[Excerpts from an interface dataset]

---

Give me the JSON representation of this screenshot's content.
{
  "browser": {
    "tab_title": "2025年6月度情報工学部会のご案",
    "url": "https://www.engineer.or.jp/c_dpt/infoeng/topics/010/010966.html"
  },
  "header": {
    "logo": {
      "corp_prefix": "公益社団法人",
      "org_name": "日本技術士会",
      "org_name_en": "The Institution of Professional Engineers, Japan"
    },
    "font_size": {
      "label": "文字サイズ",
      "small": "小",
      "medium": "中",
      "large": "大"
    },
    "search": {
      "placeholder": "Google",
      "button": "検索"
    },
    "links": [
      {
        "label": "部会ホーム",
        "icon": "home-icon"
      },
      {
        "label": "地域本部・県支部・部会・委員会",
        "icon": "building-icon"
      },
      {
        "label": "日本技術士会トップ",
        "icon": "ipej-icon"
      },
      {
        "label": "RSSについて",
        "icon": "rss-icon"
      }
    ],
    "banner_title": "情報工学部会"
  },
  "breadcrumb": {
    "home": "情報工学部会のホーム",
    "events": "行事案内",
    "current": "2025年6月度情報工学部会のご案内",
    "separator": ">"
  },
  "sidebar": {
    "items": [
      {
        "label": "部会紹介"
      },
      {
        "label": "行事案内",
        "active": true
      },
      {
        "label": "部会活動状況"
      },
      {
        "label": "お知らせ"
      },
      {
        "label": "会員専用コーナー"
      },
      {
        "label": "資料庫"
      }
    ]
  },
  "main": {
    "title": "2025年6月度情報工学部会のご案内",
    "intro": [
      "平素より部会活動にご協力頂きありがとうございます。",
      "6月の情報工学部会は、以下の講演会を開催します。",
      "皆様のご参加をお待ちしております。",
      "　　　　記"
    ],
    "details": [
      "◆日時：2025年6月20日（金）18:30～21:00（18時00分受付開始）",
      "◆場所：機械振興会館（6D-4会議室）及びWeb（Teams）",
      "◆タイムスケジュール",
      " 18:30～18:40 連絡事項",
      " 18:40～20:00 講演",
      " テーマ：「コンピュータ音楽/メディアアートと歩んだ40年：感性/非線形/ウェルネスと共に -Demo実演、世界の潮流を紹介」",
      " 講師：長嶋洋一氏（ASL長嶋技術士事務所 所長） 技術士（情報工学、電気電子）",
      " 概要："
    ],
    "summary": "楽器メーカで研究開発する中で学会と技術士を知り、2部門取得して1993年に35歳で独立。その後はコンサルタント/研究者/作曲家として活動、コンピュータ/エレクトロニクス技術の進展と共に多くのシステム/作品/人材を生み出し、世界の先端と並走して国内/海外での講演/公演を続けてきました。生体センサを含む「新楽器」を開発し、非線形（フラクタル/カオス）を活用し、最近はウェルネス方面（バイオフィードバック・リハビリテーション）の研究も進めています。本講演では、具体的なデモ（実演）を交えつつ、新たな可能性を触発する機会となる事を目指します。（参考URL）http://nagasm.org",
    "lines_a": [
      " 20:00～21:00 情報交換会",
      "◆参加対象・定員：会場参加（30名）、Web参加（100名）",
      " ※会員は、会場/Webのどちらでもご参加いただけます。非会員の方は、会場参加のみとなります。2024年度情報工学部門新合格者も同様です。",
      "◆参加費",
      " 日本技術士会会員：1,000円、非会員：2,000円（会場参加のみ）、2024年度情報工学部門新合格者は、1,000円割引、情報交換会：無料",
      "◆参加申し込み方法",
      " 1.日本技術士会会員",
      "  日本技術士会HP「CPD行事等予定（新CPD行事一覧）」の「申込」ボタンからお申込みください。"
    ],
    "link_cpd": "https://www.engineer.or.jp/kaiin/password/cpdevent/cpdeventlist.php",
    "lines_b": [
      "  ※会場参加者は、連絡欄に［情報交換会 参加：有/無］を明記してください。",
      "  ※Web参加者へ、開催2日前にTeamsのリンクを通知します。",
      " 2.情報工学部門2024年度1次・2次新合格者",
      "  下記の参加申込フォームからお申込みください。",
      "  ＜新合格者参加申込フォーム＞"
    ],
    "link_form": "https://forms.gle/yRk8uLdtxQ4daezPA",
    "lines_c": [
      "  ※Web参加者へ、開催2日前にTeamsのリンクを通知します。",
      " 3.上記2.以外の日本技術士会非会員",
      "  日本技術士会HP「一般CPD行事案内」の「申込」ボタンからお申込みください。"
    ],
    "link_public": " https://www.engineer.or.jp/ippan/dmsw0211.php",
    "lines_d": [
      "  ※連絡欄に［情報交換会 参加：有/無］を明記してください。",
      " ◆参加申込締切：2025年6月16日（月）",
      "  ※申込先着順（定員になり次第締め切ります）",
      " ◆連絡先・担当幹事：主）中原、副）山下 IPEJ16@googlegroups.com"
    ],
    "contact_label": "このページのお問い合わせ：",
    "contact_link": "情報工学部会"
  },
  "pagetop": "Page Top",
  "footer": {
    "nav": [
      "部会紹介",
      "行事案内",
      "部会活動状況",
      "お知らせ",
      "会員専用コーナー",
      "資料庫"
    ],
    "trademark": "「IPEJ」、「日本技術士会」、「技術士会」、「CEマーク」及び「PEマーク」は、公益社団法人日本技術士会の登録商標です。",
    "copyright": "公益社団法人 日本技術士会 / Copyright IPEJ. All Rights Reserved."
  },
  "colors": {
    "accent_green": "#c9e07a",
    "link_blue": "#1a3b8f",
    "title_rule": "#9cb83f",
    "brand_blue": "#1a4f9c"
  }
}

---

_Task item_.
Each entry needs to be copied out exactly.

_Written answer_.
Give me the JSON representation of this screenshot's content.
{
  "browser": {
    "tab_title": "2025年6月度情報工学部会のご案",
    "url": "https://www.engineer.or.jp/c_dpt/infoeng/topics/010/010966.html"
  },
  "header": {
    "logo": {
      "corp_prefix": "公益社団法人",
      "org_name": "日本技術士会",
      "org_name_en": "The Institution of Professional Engineers, Japan"
    },
    "font_size": {
      "label": "文字サイズ",
      "small": "小",
      "medium": "中",
      "large": "大"
    },
    "search": {
      "placeholder": "Google",
      "button": "検索"
    },
    "links": [
      {
        "label": "部会ホーム",
        "icon": "home-icon"
      },
      {
        "label": "地域本部・県支部・部会・委員会",
        "icon": "building-icon"
      },
      {
        "label": "日本技術士会トップ",
        "icon": "ipej-icon"
      },
      {
        "label": "RSSについて",
        "icon": "rss-icon"
      }
    ],
    "banner_title": "情報工学部会"
  },
  "breadcrumb": {
    "home": "情報工学部会のホーム",
    "events": "行事案内",
    "current": "2025年6月度情報工学部会のご案内",
    "separator": ">"
  },
  "sidebar": {
    "items": [
      {
        "label": "部会紹介"
      },
      {
        "label": "行事案内",
        "active": true
      },
      {
        "label": "部会活動状況"
      },
      {
        "label": "お知らせ"
      },
      {
        "label": "会員専用コーナー"
      },
      {
        "label": "資料庫"
      }
    ]
  },
  "main": {
    "title": "2025年6月度情報工学部会のご案内",
    "intro": [
      "平素より部会活動にご協力頂きありがとうございます。",
      "6月の情報工学部会は、以下の講演会を開催します。",
      "皆様のご参加をお待ちしております。",
      "　　　　記"
    ],
    "details": [
      "◆日時：2025年6月20日（金）18:30～21:00（18時00分受付開始）",
      "◆場所：機械振興会館（6D-4会議室）及びWeb（Teams）",
      "◆タイムスケジュール",
      " 18:30～18:40 連絡事項",
      " 18:40～20:00 講演",
      " テーマ：「コンピュータ音楽/メディアアートと歩んだ40年：感性/非線形/ウェルネスと共に -Demo実演、世界の潮流を紹介」",
      " 講師：長嶋洋一氏（ASL長嶋技術士事務所 所長） 技術士（情報工学、電気電子）",
      " 概要："
    ],
    "summary": "楽器メーカで研究開発する中で学会と技術士を知り、2部門取得して1993年に35歳で独立。その後はコンサルタント/研究者/作曲家として活動、コンピュータ/エレクトロニクス技術の進展と共に多くのシステム/作品/人材を生み出し、世界の先端と並走して国内/海外での講演/公演を続けてきました。生体センサを含む「新楽器」を開発し、非線形（フラクタル/カオス）を活用し、最近はウェルネス方面（バイオフィードバック・リハビリテーション）の研究も進めています。本講演では、具体的なデモ（実演）を交えつつ、新たな可能性を触発する機会となる事を目指します。（参考URL）http://nagasm.org",
    "lines_a": [
      " 20:00～21:00 情報交換会",
      "◆参加対象・定員：会場参加（30名）、Web参加（100名）",
      " ※会員は、会場/Webのどちらでもご参加いただけます。非会員の方は、会場参加のみとなります。2024年度情報工学部門新合格者も同様です。",
      "◆参加費",
      " 日本技術士会会員：1,000円、非会員：2,000円（会場参加のみ）、2024年度情報工学部門新合格者は、1,000円割引、情報交換会：無料",
      "◆参加申し込み方法",
      " 1.日本技術士会会員",
      "  日本技術士会HP「CPD行事等予定（新CPD行事一覧）」の「申込」ボタンからお申込みください。"
    ],
    "link_cpd": "https://www.engineer.or.jp/kaiin/password/cpdevent/cpdeventlist.php",
    "lines_b": [
      "  ※会場参加者は、連絡欄に［情報交換会 参加：有/無］を明記してください。",
      "  ※Web参加者へ、開催2日前にTeamsのリンクを通知します。",
      " 2.情報工学部門2024年度1次・2次新合格者",
      "  下記の参加申込フォームからお申込みください。",
      "  ＜新合格者参加申込フォーム＞"
    ],
    "link_form": "https://forms.gle/yRk8uLdtxQ4daezPA",
    "lines_c": [
      "  ※Web参加者へ、開催2日前にTeamsのリンクを通知します。",
      " 3.上記2.以外の日本技術士会非会員",
      "  日本技術士会HP「一般CPD行事案内」の「申込」ボタンからお申込みください。"
    ],
    "link_public": " https://www.engineer.or.jp/ippan/dmsw0211.php",
    "lines_d": [
      "  ※連絡欄に［情報交換会 参加：有/無］を明記してください。",
      " ◆参加申込締切：2025年6月16日（月）",
      "  ※申込先着順（定員になり次第締め切ります）",
      " ◆連絡先・担当幹事：主）中原、副）山下 IPEJ16@googlegroups.com"
    ],
    "contact_label": "このページのお問い合わせ：",
    "contact_link": "情報工学部会"
  },
  "pagetop": "Page Top",
  "footer": {
    "nav": [
      "部会紹介",
      "行事案内",
      "部会活動状況",
      "お知らせ",
      "会員専用コーナー",
      "資料庫"
    ],
    "trademark": "「IPEJ」、「日本技術士会」、「技術士会」、「CEマーク」及び「PEマーク」は、公益社団法人日本技術士会の登録商標です。",
    "copyright": "公益社団法人 日本技術士会 / Copyright IPEJ. All Rights Reserved."
  },
  "colors": {
    "accent_green": "#c9e07a",
    "link_blue": "#1a3b8f",
    "title_rule": "#9cb83f",
    "brand_blue": "#1a4f9c"
  }
}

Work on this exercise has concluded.